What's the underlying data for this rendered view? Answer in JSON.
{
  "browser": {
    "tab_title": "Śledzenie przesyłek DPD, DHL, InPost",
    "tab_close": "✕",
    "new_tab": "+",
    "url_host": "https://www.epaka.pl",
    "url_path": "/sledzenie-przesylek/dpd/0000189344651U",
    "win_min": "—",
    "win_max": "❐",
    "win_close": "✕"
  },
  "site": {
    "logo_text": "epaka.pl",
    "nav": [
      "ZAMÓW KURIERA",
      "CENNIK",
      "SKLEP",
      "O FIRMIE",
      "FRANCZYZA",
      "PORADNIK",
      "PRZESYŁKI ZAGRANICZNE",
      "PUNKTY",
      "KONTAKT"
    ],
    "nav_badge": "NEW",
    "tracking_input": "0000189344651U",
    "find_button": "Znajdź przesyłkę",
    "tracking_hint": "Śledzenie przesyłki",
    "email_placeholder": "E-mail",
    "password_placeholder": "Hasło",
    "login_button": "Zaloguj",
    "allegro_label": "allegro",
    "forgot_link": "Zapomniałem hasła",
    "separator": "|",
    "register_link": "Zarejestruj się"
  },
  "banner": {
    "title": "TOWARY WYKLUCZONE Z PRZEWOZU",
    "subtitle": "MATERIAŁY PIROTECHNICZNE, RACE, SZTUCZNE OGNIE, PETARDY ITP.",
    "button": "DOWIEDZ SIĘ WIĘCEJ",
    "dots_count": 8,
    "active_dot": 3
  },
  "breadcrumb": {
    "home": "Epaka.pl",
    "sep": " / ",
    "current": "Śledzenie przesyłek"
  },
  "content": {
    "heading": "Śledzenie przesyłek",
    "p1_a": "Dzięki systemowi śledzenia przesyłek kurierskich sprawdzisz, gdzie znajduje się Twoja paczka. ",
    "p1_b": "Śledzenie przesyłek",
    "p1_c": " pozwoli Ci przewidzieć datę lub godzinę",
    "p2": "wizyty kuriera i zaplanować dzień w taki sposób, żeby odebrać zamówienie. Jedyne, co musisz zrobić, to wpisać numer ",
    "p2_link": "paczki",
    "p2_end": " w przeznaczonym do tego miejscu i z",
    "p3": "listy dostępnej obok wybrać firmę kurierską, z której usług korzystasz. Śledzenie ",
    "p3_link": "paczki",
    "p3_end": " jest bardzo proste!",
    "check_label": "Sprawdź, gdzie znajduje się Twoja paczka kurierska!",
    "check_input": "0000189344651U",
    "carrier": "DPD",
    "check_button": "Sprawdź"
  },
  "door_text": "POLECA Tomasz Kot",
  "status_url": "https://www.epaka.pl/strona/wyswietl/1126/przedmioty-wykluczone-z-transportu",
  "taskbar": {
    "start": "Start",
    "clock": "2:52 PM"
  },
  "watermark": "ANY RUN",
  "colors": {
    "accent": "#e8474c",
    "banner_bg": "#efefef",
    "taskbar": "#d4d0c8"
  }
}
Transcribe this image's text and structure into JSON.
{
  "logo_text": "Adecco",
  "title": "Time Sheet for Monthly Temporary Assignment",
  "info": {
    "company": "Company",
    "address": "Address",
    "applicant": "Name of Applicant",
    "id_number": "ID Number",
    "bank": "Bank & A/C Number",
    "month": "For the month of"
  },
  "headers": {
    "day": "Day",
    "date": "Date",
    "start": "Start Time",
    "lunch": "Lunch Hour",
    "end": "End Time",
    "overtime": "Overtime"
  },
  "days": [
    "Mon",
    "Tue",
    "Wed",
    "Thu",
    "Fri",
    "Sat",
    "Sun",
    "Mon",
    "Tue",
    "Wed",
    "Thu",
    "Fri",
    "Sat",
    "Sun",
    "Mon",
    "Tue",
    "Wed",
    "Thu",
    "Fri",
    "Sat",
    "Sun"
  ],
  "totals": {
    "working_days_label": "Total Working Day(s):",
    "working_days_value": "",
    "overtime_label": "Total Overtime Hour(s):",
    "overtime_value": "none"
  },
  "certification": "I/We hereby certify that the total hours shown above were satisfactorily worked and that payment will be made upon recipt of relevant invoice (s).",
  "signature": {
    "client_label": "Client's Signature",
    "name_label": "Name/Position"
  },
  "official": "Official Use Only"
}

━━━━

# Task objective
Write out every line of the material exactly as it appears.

# Response to the task
What's the underlying data for this rendered view? Answer in JSON.
{
  "browser": {
    "tab_title": "Śledzenie przesyłek DPD, DHL, InPost",
    "tab_close": "✕",
    "new_tab": "+",
    "url_host": "https://www.epaka.pl",
    "url_path": "/sledzenie-przesylek/dpd/0000189344651U",
    "win_min": "—",
    "win_max": "❐",
    "win_close": "✕"
  },
  "site": {
    "logo_text": "epaka.pl",
    "nav": [
      "ZAMÓW KURIERA",
      "CENNIK",
      "SKLEP",
      "O FIRMIE",
      "FRANCZYZA",
      "PORADNIK",
      "PRZESYŁKI ZAGRANICZNE",
      "PUNKTY",
      "KONTAKT"
    ],
    "nav_badge": "NEW",
    "tracking_input": "0000189344651U",
    "find_button": "Znajdź przesyłkę",
    "tracking_hint": "Śledzenie przesyłki",
    "email_placeholder": "E-mail",
    "password_placeholder": "Hasło",
    "login_button": "Zaloguj",
    "allegro_label": "allegro",
    "forgot_link": "Zapomniałem hasła",
    "separator": "|",
    "register_link": "Zarejestruj się"
  },
  "banner": {
    "title": "TOWARY WYKLUCZONE Z PRZEWOZU",
    "subtitle": "MATERIAŁY PIROTECHNICZNE, RACE, SZTUCZNE OGNIE, PETARDY ITP.",
    "button": "DOWIEDZ SIĘ WIĘCEJ",
    "dots_count": 8,
    "active_dot": 3
  },
  "breadcrumb": {
    "home": "Epaka.pl",
    "sep": " / ",
    "current": "Śledzenie przesyłek"
  },
  "content": {
    "heading": "Śledzenie przesyłek",
    "p1_a": "Dzięki systemowi śledzenia przesyłek kurierskich sprawdzisz, gdzie znajduje się Twoja paczka. ",
    "p1_b": "Śledzenie przesyłek",
    "p1_c": " pozwoli Ci przewidzieć datę lub godzinę",
    "p2": "wizyty kuriera i zaplanować dzień w taki sposób, żeby odebrać zamówienie. Jedyne, co musisz zrobić, to wpisać numer ",
    "p2_link": "paczki",
    "p2_end": " w przeznaczonym do tego miejscu i z",
    "p3": "listy dostępnej obok wybrać firmę kurierską, z której usług korzystasz. Śledzenie ",
    "p3_link": "paczki",
    "p3_end": " jest bardzo proste!",
    "check_label": "Sprawdź, gdzie znajduje się Twoja paczka kurierska!",
    "check_input": "0000189344651U",
    "carrier": "DPD",
    "check_button": "Sprawdź"
  },
  "door_text": "POLECA Tomasz Kot",
  "status_url": "https://www.epaka.pl/strona/wyswietl/1126/przedmioty-wykluczone-z-transportu",
  "taskbar": {
    "start": "Start",
    "clock": "2:52 PM"
  },
  "watermark": "ANY RUN",
  "colors": {
    "accent": "#e8474c",
    "banner_bg": "#efefef",
    "taskbar": "#d4d0c8"
  }
}
Transcribe this image's text and structure into JSON.
{
  "logo_text": "Adecco",
  "title": "Time Sheet for Monthly Temporary Assignment",
  "info": {
    "company": "Company",
    "address": "Address",
    "applicant": "Name of Applicant",
    "id_number": "ID Number",
    "bank": "Bank & A/C Number",
    "month": "For the month of"
  },
  "headers": {
    "day": "Day",
    "date": "Date",
    "start": "Start Time",
    "lunch": "Lunch Hour",
    "end": "End Time",
    "overtime": "Overtime"
  },
  "days": [
    "Mon",
    "Tue",
    "Wed",
    "Thu",
    "Fri",
    "Sat",
    "Sun",
    "Mon",
    "Tue",
    "Wed",
    "Thu",
    "Fri",
    "Sat",
    "Sun",
    "Mon",
    "Tue",
    "Wed",
    "Thu",
    "Fri",
    "Sat",
    "Sun"
  ],
  "totals": {
    "working_days_label": "Total Working Day(s):",
    "working_days_value": "",
    "overtime_label": "Total Overtime Hour(s):",
    "overtime_value": "none"
  },
  "certification": "I/We hereby certify that the total hours shown above were satisfactorily worked and that payment will be made upon recipt of relevant invoice (s).",
  "signature": {
    "client_label": "Client's Signature",
    "name_label": "Name/Position"
  },
  "official": "Official Use Only"
}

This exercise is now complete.